Montanus’ Vow

FIRST shall the heavens want starry light,

The seas be robbèd of their waves;

The day want sun, the sun want bright,

The night want shade and dead men graves;

The April, flowers and leaf and tree,

Before I false my faith to thee.

First shall the tops of highest hills

By humble plains be overpry’d;

And poets scorn the Muses’ quills,

And fish forsake the water-glide;

And Iris lose her colour’d weed

Before I fail thee at thy need.

First direful Hate shall turn to Peace,

And Love relent in deep disdain;

And Death his fatal stroke shall cease,

And Envy pity every pain;

And Pleasure mourn, and Sorrow smile,

Before I talk of any guile.
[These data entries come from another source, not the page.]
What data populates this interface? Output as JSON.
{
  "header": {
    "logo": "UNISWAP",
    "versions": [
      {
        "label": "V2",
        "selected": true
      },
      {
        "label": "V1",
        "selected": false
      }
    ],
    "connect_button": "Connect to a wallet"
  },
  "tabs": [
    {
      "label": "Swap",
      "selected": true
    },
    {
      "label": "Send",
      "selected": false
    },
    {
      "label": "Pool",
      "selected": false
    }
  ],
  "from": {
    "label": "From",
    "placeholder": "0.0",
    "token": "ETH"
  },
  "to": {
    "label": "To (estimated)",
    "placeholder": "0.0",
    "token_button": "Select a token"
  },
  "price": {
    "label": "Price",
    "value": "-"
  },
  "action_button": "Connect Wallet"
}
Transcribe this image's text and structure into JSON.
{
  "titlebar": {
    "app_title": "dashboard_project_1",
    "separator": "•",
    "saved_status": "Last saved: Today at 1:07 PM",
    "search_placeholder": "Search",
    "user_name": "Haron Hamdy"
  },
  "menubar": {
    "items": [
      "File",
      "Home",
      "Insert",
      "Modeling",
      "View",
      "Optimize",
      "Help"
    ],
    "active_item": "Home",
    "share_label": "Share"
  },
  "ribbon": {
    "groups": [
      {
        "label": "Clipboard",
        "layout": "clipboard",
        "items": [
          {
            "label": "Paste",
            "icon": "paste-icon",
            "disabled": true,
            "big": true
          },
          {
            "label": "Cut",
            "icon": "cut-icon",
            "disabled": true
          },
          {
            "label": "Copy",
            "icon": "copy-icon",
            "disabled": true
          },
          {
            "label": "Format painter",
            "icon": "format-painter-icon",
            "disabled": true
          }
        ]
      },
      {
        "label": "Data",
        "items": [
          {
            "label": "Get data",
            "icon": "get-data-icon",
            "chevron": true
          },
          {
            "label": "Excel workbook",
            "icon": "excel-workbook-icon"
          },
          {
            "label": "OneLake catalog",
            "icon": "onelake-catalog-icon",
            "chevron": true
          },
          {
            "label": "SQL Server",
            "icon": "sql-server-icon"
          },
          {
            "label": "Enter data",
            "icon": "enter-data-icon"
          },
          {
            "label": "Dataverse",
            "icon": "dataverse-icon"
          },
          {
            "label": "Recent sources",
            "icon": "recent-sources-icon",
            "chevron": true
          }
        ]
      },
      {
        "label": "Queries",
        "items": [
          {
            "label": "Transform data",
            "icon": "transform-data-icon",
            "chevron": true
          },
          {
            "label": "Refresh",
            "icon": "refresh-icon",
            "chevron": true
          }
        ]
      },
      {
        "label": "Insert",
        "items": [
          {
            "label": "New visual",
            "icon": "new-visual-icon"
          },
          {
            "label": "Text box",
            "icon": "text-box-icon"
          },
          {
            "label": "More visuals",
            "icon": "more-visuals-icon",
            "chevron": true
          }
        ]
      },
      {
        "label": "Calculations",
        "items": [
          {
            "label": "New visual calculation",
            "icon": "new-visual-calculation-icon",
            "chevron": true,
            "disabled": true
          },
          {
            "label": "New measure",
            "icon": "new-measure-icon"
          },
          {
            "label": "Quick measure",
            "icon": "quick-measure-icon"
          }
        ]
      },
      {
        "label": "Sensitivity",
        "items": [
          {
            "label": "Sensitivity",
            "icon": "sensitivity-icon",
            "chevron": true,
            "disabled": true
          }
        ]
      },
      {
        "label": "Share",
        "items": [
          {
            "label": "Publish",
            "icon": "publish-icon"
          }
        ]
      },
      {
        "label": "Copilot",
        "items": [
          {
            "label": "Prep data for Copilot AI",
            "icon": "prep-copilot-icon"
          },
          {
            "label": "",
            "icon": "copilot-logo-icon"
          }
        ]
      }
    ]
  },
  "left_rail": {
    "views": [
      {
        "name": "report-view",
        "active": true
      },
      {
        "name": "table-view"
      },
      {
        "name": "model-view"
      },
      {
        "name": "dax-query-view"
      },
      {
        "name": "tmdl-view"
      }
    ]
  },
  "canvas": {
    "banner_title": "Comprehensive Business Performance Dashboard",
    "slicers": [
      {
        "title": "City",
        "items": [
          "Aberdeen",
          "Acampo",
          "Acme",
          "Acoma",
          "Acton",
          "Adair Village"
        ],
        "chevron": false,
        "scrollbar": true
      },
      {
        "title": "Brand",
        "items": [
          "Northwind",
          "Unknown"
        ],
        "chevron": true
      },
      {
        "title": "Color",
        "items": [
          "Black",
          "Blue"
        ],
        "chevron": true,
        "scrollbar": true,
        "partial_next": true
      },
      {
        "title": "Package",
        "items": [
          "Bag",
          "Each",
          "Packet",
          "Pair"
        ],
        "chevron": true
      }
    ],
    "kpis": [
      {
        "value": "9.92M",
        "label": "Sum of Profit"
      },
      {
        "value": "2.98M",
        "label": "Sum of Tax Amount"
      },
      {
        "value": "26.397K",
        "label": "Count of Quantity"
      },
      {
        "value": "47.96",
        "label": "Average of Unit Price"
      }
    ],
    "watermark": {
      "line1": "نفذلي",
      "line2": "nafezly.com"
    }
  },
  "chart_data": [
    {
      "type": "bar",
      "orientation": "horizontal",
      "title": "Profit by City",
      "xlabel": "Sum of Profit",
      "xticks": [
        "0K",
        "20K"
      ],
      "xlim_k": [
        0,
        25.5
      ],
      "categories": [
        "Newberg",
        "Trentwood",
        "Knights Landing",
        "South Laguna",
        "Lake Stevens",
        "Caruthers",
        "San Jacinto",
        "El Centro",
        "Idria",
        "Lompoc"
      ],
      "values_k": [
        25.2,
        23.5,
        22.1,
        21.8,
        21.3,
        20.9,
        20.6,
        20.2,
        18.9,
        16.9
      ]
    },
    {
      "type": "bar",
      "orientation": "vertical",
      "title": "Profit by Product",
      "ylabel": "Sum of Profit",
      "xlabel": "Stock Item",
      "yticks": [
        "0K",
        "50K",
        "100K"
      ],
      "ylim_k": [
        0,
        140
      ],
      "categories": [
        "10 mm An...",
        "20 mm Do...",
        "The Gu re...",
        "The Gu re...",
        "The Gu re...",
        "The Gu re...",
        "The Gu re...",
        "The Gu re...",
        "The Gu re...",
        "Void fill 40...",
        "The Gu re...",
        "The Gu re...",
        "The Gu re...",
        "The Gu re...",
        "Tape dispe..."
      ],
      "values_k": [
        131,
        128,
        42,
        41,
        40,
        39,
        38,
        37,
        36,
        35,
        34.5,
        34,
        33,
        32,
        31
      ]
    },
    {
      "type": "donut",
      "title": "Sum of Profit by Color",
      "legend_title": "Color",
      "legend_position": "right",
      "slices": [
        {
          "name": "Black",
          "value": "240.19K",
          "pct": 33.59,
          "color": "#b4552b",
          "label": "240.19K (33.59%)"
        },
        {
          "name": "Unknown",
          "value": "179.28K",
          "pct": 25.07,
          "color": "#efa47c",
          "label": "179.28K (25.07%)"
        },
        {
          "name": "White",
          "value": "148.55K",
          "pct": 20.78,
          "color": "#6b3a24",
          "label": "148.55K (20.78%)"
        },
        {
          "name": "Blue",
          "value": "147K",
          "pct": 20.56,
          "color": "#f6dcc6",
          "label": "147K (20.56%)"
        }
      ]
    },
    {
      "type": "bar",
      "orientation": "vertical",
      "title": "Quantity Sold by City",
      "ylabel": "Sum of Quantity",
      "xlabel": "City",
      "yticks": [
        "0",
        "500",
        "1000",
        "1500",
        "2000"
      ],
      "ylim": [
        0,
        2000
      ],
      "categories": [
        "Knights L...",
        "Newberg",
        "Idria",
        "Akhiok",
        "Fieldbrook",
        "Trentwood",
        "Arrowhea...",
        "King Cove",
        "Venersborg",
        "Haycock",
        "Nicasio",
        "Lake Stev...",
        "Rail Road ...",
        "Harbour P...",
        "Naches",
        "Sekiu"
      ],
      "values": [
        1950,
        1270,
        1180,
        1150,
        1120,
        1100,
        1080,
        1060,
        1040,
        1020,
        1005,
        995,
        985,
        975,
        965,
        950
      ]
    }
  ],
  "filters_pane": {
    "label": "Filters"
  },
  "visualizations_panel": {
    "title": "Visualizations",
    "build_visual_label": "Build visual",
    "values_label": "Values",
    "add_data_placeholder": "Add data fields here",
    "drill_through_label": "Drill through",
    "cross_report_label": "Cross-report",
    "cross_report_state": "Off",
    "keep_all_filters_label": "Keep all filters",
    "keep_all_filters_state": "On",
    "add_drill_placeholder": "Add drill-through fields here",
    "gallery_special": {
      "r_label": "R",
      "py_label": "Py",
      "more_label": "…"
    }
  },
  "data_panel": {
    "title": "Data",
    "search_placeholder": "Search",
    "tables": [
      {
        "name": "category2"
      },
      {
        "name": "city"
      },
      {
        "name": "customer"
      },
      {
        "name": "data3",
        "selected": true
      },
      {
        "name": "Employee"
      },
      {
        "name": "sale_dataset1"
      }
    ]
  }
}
First Time shall stay his stayless race,

And Winter bless his brows with corn;

And snow bemoisten July’s face,

And Winter spring and summer mourn,

Before my pen by help of Fame

Cease to recite thy sacred name.


LIKE to the clear in highest sphere

Where all imperial glory shines,

Of selfsame colour is her hair

Whether unfolded or in twines:

Heigh ho, fair Rosaline!

Her eyes are sapphires set in snow,

Resembling heaven by every wink;

The gods do fear whenas they glow,

And I do tremble when I think

Heigh ho, would she were mine!

Her cheeks are like the blushing cloud

That beautifies Aurora's face,

Or like the silver crimson shroud

That Phoebus' smiling looks doth grace.

Heigh ho, fair Rosaline!

Her lips are like two budded roses

Whom ranks of lilies neighbour nigh,

Within whose bounds she balm encloses

Apt to entice a deity:

Heigh ho, would she were mine!

Her neck like to a stately tower

Where Love himself imprison'd lies,

To watch for glances every hour

From her divine and sacred eyes:

Heigh ho, fair Rosaline!

Her paps are centres of delight,

Her breasts are orbs of heavenly frame,

Where Nature moulds the dew of light

To feed perfection with the same:

Heigh ho, would she were mine!

With orient pearl, with ruby red,

With marble white, with sapphire blue,

Her body every way is fed,

Yet soft to touch and sweet in view:

Heigh ho, fair Rosaline!

Nature herself her shape admires;

The gods are wounded in her sight;

And Love forsakes his heavenly fires

And at her eyes his brand doth light:

Heigh ho, would she were mine!

Then muse not, Nymphs, though I bemoan

The absence of fair Rosaline,

Since for a fair there 's fairer none,

Nor for her virtues so divine:

Heigh ho, fair Rosaline!

Heigh ho, my heart! would God that she were mine